● Exercise materials:

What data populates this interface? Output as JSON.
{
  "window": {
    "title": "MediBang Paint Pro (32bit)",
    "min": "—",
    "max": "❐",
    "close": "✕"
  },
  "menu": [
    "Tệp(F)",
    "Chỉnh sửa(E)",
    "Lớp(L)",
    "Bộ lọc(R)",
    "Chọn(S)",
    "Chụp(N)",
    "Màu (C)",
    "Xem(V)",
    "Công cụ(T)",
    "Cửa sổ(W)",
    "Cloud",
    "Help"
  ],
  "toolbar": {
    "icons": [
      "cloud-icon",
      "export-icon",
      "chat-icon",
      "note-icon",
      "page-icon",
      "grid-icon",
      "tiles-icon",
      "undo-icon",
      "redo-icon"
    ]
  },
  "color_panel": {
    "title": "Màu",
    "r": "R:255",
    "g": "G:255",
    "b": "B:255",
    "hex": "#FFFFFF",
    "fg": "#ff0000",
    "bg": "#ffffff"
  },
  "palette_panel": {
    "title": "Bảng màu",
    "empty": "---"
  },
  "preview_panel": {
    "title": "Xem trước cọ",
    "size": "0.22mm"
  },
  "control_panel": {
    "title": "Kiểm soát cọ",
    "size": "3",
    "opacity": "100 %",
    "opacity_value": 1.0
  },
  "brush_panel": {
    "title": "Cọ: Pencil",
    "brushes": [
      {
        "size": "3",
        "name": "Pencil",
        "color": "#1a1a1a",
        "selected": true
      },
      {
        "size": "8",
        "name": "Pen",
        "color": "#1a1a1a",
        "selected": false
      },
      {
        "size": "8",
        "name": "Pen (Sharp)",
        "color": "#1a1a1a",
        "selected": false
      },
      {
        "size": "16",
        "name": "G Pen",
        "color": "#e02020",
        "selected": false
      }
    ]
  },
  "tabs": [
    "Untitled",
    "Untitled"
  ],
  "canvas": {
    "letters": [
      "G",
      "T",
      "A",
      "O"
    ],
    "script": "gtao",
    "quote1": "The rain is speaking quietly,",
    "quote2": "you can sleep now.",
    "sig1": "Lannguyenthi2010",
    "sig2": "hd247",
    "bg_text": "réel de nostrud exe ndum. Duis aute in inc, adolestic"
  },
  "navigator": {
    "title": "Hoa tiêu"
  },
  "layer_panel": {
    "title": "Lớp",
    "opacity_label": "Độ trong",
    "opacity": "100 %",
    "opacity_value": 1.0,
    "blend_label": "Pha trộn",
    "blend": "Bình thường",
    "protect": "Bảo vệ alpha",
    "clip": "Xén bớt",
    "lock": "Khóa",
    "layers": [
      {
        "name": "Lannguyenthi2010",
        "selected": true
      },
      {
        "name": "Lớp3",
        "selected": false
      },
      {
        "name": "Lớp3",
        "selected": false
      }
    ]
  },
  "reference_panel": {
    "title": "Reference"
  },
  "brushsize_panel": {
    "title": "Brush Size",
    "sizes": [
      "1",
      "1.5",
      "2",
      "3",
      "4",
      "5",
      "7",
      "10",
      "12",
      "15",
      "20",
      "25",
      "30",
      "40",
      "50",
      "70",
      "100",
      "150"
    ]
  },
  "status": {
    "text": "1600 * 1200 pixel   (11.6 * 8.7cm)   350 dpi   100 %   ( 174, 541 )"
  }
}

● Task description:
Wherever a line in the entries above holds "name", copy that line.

● Response area:
        "name": "Pencil",
        "name": "Pen",
        "name": "Pen (Sharp)",
        "name": "G Pen",
        "name": "Lannguyenthi2010",
        "name": "Lớp3",
        "name": "Lớp3",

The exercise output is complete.